Chapter 15: Leadership in public sector organizations

Journal Article 15.1: Grint, K. and Holt, C. (2011) ‘Leading questions: if ‘Total Place’, ‘Big Society’ and local leadership are the answers: What’s the question?’, Leadership, 7(1): 85–98.

Description: This paper concerns the apparent decentralization of decision-making in the United Kingdom that has accompanied the new coalition government. In particular, the rise of Prime Minister Cameron’s public services initiative: ‘Big Society’, and one of its antecedents, ‘Total Place’. While these remain sites of political contest, they provide an opportunity for rethinking why the leadership of change might be linked to a change of leadership. In effect, if these approaches are the answer to the problem of providing public services in an age of austerity, then the author suggests, we need to start the analysis by asking what the questions to these answers are.


Journal Article 15.2: Grint, K. (2014) ‘The hedgehog and the fox: leadership lessons from D-Day’ Leadership, 10(2): 240–260.

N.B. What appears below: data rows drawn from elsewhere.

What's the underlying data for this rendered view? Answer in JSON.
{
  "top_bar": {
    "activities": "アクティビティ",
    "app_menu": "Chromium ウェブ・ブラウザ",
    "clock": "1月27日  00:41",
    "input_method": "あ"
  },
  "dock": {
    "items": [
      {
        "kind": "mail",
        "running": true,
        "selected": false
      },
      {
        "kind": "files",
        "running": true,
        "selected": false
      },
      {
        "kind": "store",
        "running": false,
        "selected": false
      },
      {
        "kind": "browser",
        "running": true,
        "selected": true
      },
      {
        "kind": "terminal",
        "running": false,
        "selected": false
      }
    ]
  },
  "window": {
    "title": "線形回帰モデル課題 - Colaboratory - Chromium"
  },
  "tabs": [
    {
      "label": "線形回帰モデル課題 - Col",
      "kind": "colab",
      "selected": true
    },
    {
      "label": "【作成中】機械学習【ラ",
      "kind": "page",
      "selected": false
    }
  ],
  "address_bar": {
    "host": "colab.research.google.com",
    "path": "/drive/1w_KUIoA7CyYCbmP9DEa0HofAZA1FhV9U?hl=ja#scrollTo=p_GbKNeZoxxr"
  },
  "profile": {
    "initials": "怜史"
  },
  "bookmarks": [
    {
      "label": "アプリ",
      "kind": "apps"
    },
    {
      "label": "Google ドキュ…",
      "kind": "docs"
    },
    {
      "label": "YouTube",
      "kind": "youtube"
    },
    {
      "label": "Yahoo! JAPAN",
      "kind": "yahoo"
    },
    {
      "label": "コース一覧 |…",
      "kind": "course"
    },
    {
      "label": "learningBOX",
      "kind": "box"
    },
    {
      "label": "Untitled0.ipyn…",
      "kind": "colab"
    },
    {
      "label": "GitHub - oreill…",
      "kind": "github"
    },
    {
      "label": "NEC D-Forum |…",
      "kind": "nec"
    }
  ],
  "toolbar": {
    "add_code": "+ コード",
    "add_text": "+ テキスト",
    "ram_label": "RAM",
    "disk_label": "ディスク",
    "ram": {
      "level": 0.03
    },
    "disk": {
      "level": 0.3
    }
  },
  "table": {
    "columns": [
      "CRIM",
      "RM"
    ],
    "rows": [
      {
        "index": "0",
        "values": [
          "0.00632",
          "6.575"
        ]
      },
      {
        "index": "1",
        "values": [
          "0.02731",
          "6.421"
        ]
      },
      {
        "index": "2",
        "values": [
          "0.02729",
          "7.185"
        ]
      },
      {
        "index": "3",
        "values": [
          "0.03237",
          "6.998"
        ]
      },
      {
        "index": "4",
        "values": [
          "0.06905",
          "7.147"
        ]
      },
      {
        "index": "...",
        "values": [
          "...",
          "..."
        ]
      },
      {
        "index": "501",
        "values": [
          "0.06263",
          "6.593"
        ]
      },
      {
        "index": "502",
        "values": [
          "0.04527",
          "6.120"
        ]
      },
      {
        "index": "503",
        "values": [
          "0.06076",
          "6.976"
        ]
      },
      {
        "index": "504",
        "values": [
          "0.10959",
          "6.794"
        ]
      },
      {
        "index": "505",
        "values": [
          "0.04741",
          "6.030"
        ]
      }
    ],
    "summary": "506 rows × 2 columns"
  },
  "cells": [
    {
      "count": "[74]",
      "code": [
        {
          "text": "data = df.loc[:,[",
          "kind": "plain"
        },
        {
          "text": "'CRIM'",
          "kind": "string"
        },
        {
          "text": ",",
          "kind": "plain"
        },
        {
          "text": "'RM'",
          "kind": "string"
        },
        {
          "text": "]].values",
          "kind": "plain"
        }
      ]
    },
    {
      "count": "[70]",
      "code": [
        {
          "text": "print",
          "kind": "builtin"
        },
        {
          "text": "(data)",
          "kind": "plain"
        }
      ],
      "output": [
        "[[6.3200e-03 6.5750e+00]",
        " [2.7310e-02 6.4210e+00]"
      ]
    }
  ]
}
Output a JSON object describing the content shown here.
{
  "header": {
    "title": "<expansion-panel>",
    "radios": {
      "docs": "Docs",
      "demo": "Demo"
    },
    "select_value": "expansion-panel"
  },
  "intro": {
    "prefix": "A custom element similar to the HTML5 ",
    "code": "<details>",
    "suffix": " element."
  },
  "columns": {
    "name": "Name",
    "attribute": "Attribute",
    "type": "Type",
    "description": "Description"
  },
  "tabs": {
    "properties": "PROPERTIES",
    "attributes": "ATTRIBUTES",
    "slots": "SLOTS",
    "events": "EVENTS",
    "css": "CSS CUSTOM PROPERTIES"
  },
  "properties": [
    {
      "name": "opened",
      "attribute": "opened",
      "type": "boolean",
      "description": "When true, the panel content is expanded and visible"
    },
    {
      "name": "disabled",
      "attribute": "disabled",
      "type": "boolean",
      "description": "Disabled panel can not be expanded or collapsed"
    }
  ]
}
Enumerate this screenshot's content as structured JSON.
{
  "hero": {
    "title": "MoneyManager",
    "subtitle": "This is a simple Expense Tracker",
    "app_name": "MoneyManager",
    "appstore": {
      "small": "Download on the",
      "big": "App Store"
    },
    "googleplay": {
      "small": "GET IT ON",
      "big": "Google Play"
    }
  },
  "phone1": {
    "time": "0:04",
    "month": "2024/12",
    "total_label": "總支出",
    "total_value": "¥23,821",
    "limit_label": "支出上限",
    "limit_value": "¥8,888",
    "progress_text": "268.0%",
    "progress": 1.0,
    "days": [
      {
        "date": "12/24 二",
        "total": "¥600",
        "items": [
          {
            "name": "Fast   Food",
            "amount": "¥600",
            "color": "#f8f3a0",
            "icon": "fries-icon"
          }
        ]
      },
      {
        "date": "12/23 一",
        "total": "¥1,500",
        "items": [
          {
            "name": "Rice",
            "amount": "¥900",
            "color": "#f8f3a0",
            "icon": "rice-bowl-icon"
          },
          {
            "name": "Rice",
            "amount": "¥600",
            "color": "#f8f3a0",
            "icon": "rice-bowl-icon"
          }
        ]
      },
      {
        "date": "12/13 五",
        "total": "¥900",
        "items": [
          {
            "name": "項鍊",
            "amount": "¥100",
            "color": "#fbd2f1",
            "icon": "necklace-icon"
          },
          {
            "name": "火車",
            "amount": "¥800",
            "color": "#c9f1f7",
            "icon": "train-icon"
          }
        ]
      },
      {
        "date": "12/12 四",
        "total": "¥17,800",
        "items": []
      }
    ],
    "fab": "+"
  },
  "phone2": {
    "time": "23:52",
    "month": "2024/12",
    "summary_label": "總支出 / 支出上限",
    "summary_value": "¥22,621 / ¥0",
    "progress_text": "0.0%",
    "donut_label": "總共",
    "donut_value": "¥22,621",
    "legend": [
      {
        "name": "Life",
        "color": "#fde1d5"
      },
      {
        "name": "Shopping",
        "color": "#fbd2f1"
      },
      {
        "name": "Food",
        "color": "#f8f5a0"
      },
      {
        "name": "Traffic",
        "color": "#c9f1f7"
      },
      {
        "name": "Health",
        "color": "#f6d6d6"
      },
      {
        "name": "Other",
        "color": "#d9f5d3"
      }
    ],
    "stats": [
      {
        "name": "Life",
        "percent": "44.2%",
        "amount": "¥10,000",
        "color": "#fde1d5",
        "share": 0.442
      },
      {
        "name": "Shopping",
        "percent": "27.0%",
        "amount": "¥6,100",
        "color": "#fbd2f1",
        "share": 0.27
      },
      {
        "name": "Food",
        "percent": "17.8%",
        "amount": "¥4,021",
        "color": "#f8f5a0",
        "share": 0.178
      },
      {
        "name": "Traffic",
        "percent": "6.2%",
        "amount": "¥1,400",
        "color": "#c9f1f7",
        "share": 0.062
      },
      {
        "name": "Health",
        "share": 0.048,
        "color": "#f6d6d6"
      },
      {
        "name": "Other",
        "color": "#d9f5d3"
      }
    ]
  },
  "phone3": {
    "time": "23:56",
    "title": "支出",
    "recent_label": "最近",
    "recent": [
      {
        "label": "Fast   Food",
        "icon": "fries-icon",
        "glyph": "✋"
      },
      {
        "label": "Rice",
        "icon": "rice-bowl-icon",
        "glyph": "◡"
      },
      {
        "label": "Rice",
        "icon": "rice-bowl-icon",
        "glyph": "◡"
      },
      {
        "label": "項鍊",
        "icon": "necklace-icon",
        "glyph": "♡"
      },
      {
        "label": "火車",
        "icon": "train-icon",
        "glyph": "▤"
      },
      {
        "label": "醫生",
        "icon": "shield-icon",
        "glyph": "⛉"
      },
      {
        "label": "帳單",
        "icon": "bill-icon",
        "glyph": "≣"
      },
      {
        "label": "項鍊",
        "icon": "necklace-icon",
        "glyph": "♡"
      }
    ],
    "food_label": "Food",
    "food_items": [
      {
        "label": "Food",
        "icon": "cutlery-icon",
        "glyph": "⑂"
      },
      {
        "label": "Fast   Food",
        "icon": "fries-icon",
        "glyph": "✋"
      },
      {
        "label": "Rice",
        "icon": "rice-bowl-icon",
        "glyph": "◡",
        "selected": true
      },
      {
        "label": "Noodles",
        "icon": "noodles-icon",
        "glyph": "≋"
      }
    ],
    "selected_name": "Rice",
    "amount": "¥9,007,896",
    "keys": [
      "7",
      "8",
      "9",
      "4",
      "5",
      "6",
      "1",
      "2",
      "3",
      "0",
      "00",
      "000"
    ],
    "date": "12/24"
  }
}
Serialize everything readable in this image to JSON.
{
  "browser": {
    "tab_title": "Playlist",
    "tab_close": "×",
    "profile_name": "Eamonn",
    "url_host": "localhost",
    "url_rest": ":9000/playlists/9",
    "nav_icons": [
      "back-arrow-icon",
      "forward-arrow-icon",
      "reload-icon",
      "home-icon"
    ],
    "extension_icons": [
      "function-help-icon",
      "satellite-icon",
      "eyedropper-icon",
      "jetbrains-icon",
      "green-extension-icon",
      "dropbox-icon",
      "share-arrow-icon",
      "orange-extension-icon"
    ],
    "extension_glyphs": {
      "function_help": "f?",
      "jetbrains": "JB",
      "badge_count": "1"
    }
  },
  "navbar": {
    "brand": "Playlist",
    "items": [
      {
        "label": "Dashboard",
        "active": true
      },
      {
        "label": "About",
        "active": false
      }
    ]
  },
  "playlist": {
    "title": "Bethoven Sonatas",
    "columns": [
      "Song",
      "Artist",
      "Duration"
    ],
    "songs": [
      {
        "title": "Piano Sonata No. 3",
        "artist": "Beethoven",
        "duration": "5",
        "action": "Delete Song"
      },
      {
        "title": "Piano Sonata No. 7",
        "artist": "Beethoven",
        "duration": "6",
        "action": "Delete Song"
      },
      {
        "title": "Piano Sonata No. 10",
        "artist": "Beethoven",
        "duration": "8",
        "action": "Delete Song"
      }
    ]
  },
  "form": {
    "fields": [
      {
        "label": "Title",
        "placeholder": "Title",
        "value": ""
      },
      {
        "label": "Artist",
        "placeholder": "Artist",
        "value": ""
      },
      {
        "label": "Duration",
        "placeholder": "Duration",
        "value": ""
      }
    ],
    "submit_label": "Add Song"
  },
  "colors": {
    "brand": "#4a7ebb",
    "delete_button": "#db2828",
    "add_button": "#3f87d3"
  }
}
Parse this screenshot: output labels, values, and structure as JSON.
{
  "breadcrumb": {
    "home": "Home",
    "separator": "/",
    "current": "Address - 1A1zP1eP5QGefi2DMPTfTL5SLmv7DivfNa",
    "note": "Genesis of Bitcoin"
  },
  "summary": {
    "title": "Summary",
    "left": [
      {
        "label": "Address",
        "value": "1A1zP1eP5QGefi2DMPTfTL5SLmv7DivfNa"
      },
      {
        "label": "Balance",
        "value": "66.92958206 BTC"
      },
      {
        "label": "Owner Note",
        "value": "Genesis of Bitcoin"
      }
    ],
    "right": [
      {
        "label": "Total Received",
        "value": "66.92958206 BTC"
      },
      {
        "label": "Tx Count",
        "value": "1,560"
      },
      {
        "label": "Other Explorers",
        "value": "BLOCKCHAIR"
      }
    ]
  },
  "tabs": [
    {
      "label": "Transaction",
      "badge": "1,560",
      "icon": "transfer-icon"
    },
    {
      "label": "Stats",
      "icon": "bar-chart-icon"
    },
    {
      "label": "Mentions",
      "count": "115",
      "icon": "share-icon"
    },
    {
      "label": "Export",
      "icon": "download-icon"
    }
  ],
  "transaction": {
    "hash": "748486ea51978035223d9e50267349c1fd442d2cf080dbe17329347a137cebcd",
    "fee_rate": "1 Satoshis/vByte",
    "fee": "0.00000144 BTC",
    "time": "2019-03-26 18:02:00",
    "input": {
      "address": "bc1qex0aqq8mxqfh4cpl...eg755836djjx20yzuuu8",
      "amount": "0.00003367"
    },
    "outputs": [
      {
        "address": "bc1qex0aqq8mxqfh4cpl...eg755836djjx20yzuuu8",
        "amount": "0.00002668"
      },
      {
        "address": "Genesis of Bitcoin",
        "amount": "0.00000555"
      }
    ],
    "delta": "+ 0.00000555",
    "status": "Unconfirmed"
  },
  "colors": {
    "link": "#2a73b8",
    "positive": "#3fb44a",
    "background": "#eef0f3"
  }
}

Description: This article looks at a contest between two different approaches to war that embody different assumptions about the importance of leadership, management and command. Taking Archilocus’ phrase – ‘The fox knows many things, but the hedgehog knows one big thing’ – it is suggested that the success of the Allies on D-Day was dependent upon their greater attention to all three decision modes and their related problems than their German foes, whose penchant for the Cult of Combat led them to be more effective in battle but less effective in the pursuit of war. This is related to the difference between Tame, Wicked and Critical problems.


Journal Article 15.3: Levy, R. (2010) ‘New public management: end of an Era?’, Public Policy and Administration, 25(2): 234–240

Description: For the past 20 years, the New Public Management (NPM) has been the dominant paradigm in public administration theory and practice. Given its affinity with markets and private sector management, NPM is arguably as much a casualty of the global economic crisis as are the markets and market mechanisms which underpin it. In this context, this article explores the impact of the crisis on the current and future development of public administration practice. Starting from some stocktaking analyses written immediately prior to the downturn, four possible scenarios are suggested for public management practice in the United Kingdom and elsewhere.